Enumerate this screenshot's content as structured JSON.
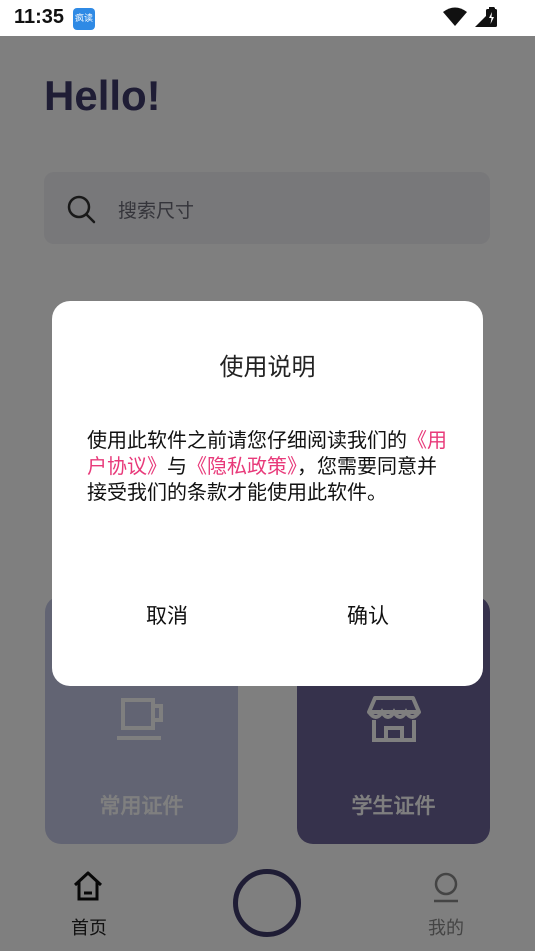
{
  "status_bar": {
    "time": "11:35",
    "app_icon_text": "疯读",
    "icons": [
      "wifi-icon",
      "signal-icon",
      "battery-charging-icon"
    ]
  },
  "home": {
    "greeting": "Hello!",
    "search": {
      "placeholder": "搜索尺寸",
      "icon": "search-icon"
    },
    "cards": [
      {
        "label": "常用证件",
        "icon": "coffee-cup-icon",
        "color": "#c5c9e6"
      },
      {
        "label": "学生证件",
        "icon": "store-icon",
        "color": "#6c6498"
      }
    ]
  },
  "bottom_nav": {
    "home_label": "首页",
    "mine_label": "我的",
    "accent": "#3e3a6a"
  },
  "dialog": {
    "title": "使用说明",
    "body_part1": "使用此软件之前请您仔细阅读我们的",
    "link_user_agreement": "《用户协议》",
    "body_part2": "与",
    "link_privacy_policy": "《隐私政策》",
    "body_part3": "，您需要同意并接受我们的条款才能使用此软件。",
    "cancel_label": "取消",
    "confirm_label": "确认",
    "link_color": "#e83a7a"
  }
}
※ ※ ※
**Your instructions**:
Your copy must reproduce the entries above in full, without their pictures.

**Task output**:
Enumerate this screenshot's content as structured JSON.
{
  "status_bar": {
    "time": "11:35",
    "app_icon_text": "疯读",
    "icons": [
      "wifi-icon",
      "signal-icon",
      "battery-charging-icon"
    ]
  },
  "home": {
    "greeting": "Hello!",
    "search": {
      "placeholder": "搜索尺寸",
      "icon": "search-icon"
    },
    "cards": [
      {
        "label": "常用证件",
        "icon": "coffee-cup-icon",
        "color": "#c5c9e6"
      },
      {
        "label": "学生证件",
        "icon": "store-icon",
        "color": "#6c6498"
      }
    ]
  },
  "bottom_nav": {
    "home_label": "首页",
    "mine_label": "我的",
    "accent": "#3e3a6a"
  },
  "dialog": {
    "title": "使用说明",
    "body_part1": "使用此软件之前请您仔细阅读我们的",
    "link_user_agreement": "《用户协议》",
    "body_part2": "与",
    "link_privacy_policy": "《隐私政策》",
    "body_part3": "，您需要同意并接受我们的条款才能使用此软件。",
    "cancel_label": "取消",
    "confirm_label": "确认",
    "link_color": "#e83a7a"
  }
}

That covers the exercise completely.